The legitimacy of levying taxes to recoup illicit gains is beyond dispute.

A full-throated critique: I’m naturally more sympathetic to those critics who suggest that a rent-based analysis could be up to the task if only it were developed more aggressively. My two examples of rent-seeking are intended as illustrations and admittedly don’t deliver a comprehensive account of how our institutions protect and favor the well off.

What would a comprehensive analysis of rent look like? At minimum it would feature a fuller account of supply-side barriers to equal opportunity. As both Alstott and Glenn Loury stress, poor children don’t typically have access to high-quality primary and secondary schooling, since their parents can’t afford private tuition or to live in expensive residential neighborhoods with the best schools. These are the supply-side bottlenecks that I refer to but do not stress because they are the stuff of everyday critique.

But we must go further and address other forms of rent that aren’t as well appreciated. The sources of rent are many, but some of the more prominent include occupational barriers to entry (e.g., the bar exam), the legal right to inherit capital (which can only be exploited by children with an estate to inherit), and the incomplete development of capital markets. These institutions prevent labor from freely flowing to positions that provide unusually high returns. Although Susan Mayer is right that inequality would hardly be eliminated by addressing education rent alone, we don’t know how far a more substantial attack on rent would take us.

I don’t mean to imply that the institutional critique is reducible to a narrative about rent. In focusing on rent, my objective is not to characterize the entirety of the institutional critique, but to highlight that portion most relevant to understanding the rise in inequality. As Mike Konczal points out, those concerned about inequality have developed a broader indictment of “gerrymandered capitalism,” an indictment that challenges the breathtakingly naïve view that our market institutions are a thin set of rules guaranteeing fair exchange.

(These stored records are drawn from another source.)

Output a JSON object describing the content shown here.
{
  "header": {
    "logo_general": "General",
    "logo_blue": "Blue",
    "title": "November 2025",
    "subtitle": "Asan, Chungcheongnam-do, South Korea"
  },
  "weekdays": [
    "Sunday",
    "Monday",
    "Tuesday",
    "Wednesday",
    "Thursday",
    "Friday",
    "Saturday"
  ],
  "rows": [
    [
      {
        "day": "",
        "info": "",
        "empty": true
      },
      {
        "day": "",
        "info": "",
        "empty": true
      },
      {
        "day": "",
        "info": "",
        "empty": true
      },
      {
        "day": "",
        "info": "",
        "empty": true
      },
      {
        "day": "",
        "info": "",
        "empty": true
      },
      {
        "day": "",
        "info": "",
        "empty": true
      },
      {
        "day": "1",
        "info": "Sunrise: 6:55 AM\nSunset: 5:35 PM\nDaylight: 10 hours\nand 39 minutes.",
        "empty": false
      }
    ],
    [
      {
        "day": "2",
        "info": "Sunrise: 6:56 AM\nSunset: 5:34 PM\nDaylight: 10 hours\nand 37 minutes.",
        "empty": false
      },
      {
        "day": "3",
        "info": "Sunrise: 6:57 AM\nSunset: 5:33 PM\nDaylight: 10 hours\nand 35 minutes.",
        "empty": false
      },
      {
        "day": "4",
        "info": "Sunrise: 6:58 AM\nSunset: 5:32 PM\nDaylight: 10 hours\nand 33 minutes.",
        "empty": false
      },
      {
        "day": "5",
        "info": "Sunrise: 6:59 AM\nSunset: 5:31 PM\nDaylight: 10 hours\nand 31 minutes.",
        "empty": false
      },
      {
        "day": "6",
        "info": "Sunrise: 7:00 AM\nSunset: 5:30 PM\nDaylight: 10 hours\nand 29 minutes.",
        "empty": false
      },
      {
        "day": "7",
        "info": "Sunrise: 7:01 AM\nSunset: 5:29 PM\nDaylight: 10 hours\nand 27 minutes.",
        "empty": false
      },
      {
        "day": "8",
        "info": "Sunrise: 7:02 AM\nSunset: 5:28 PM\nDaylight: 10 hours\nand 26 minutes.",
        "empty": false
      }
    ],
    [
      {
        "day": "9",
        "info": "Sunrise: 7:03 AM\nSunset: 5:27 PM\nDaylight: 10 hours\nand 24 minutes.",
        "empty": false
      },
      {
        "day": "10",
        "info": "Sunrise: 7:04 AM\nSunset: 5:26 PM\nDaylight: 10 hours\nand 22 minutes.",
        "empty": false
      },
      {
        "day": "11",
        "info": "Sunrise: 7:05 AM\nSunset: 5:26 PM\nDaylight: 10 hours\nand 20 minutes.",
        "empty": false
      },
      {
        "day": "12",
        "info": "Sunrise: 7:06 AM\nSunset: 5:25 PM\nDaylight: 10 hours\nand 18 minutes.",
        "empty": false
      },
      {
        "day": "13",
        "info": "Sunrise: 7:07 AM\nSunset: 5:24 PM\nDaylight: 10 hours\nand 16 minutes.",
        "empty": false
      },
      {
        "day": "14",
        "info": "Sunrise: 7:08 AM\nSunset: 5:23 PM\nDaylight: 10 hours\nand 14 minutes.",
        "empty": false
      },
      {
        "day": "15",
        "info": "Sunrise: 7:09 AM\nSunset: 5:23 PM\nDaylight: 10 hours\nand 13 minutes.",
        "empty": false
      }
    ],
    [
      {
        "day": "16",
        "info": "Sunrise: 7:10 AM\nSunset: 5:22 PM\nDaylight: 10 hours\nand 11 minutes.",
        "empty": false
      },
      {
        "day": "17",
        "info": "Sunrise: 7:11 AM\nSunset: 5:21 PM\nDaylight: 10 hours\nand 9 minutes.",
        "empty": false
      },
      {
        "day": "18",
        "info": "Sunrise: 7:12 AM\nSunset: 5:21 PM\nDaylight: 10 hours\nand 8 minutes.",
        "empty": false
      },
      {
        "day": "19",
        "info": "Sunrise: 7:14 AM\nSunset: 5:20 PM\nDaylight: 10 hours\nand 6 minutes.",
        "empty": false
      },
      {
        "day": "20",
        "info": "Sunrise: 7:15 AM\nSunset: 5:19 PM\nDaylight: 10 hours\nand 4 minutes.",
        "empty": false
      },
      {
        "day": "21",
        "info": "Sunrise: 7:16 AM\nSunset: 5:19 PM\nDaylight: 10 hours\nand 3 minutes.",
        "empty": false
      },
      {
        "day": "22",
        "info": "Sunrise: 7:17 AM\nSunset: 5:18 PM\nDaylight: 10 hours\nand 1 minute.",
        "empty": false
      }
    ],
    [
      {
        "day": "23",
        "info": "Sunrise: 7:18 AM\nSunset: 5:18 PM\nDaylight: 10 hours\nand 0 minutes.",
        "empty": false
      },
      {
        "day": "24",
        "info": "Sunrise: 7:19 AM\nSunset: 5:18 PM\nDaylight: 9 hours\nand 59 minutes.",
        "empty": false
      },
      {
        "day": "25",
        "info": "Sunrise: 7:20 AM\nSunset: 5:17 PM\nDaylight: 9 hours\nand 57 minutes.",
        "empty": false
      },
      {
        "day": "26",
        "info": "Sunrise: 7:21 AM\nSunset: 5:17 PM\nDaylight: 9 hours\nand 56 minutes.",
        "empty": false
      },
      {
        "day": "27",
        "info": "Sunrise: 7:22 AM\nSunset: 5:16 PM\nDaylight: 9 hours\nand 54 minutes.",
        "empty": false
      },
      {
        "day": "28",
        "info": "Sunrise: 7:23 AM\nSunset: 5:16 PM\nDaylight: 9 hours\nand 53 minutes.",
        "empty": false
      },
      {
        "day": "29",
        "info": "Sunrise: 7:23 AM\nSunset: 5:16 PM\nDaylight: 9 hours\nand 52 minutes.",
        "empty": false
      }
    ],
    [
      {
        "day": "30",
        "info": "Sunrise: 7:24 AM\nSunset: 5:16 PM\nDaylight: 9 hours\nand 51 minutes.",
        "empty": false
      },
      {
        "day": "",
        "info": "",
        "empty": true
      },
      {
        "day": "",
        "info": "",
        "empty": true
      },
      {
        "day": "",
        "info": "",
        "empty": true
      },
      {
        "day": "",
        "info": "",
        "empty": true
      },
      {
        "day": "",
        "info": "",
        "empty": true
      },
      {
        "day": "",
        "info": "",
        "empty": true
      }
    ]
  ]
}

Does this message have legs? Understandably, Teixeira and others are skeptical, but the message does resonate well with our country’s most cherished commitments to equal opportunity and fair return, principles that we want to be real and meaningful rather than hollow. There are few moments in history when our institutions have been understood for what they are rather than what we’d like them to be. When such a moment presents itself, as it has now, it’s our obligation to exploit the newly created potential for fundamental reform.